For the past several years, one of the key educational strategies of entertainment industry companies has been to cast doubt on the credibility of so-called ‘pirate’ sites.
Previously there have been efforts to suggest that site operators make huge profits at the expense of artists who get nothing, but there are other recurring themes, mostly centered around fear.
One of the most prominent is that pirate sites are dangerous places to visit, with users finding themselves infected with viruses and malware while being subjected to phishing attacks.
This increasingly well-worn approach has just been revisited by consumer interest group Digital Citizens Alliance (DCA). In a new report titled ‘Enabling Malware’, the Hollywood-affiliated group calls out United States-based companies for helping pirate site operators “bait consumers and steal their personal information.”
“When you think of Internet crime, you probably imagine shadowy
individuals operating in Eastern Europe, China or Russia who come up with devious plans to steal your identity, trick you into turning over financial information or peddling counterfeits or stolen content. And you would be right,” DCA begin.
“But while many online criminals are based overseas, and often beyond the reach of U.S. prosecutors, they are aided by North American technology companies that ensure that overseas operators’ lifeline to the public – their websites – are available.”
DCA has examined the malware issue on pirate sites on previous occasions but this time around their attention turns to local service providers, including hosting platform Hawk Host and CDN company Cloudflare who (in)directly provide services to pirate sites.
“Are these companies doing anything illegal? No more than the landlord of an apartment isn’t doing anything illegal by renting to a drug dealer who has sellers showing up day and night,” DCA writes.
“But just like that landlord, more often than not these companies either look the other way or just don’t want to know.”
Faced with an investigative dead-end when it comes to tracing the operators of pirate sites, DCA criticizes Cloudflare for providing a service which effectively shields the true location of such platforms.
“In order to utilize CloudFlare’s CDN, DNS, and other protection services customers have to run all of their website traffic through the CloudFlare network. The end result of doing so is masked hosting information,” DCA reports.
“Instead of the actual hosting provider, IP address, domain name server, etc., a Whois search provides the information for CloudFlare’s network.”
To illustrate its point, DCA points to a pirate domain which presents itself as the famous Putlocker site but is actually a third-party clone operating from the dubious URL, Putlockerr.ac.
“From websites such as putlockerr.ac consumers are tricked into downloading malware. For example, when a consumer clicks to watch a movie, they are sent to a new screen in which they are told their video player is out of date and they must update it. The update, Digital Citizens’ researchers found, is the malware delivery mechanism.”

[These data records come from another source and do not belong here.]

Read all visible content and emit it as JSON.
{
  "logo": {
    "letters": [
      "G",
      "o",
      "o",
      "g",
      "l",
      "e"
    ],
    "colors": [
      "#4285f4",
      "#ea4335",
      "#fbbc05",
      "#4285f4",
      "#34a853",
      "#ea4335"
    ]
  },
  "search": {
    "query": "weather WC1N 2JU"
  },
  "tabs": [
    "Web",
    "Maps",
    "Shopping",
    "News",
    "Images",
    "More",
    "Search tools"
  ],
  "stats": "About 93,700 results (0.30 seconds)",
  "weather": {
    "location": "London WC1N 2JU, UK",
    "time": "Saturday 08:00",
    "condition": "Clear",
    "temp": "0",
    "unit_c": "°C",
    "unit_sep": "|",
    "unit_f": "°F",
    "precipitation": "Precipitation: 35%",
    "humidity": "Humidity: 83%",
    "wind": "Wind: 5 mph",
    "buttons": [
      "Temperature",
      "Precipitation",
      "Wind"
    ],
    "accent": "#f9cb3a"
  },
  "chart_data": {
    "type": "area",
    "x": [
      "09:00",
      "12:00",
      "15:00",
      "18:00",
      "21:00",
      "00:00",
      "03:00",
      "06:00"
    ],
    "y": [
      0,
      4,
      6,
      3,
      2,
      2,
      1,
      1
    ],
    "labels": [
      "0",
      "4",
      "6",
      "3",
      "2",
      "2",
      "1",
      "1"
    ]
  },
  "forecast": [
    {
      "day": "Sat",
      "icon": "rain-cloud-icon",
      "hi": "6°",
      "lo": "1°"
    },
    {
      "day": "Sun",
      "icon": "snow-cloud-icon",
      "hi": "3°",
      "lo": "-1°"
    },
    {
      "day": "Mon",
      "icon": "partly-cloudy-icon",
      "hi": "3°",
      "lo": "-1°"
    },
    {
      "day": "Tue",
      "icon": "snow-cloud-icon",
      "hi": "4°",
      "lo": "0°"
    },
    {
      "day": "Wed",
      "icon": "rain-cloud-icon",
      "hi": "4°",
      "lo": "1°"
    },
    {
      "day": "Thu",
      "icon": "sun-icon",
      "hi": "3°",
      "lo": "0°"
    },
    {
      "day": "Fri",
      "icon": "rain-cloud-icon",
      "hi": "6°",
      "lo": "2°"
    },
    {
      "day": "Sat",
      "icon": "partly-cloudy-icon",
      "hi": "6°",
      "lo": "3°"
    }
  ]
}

There’s little doubt that some of these low-level sites are in the malware game so DCA’s research is almost certainly sound. However, just like their colleagues at the MPAA and RIAA who regularly shift responsibility to Google, DCA lays the blame on Cloudflare, a more easily pinpointed target than a pirate site operator.
Unsurprisingly, Cloudflare isn’t particularly interested in getting involved in the online content-policing business.
“CloudFlare’s service protects and accelerates websites and applications. Because CloudFlare is not a host, we cannot control or remove customer content from the Internet,” the company said in a response to the report.
In common with Google, Cloudflare also says it makes efforts to stop the spread of malware but due to the nature of its business it is unable to physically remove content from the Internet.
“CloudFlare leaves the removal of online content to law enforcement agencies and complies with any legal requests made by the authorities,” the company notes.
“If we believe that one of our customers’ websites is distributing malware, CloudFlare will post an interstitial page that warns site visitors and asks them if they would like to proceed despite the warning. This practice follows established industry norms.”
Finally, while DCA says it has the safety of Internet users at heart, its malware report misses a great opportunity. Aside from criticizing companies like Cloudflare for not doing enough, it offers zero practical anti-malware advice to consumers.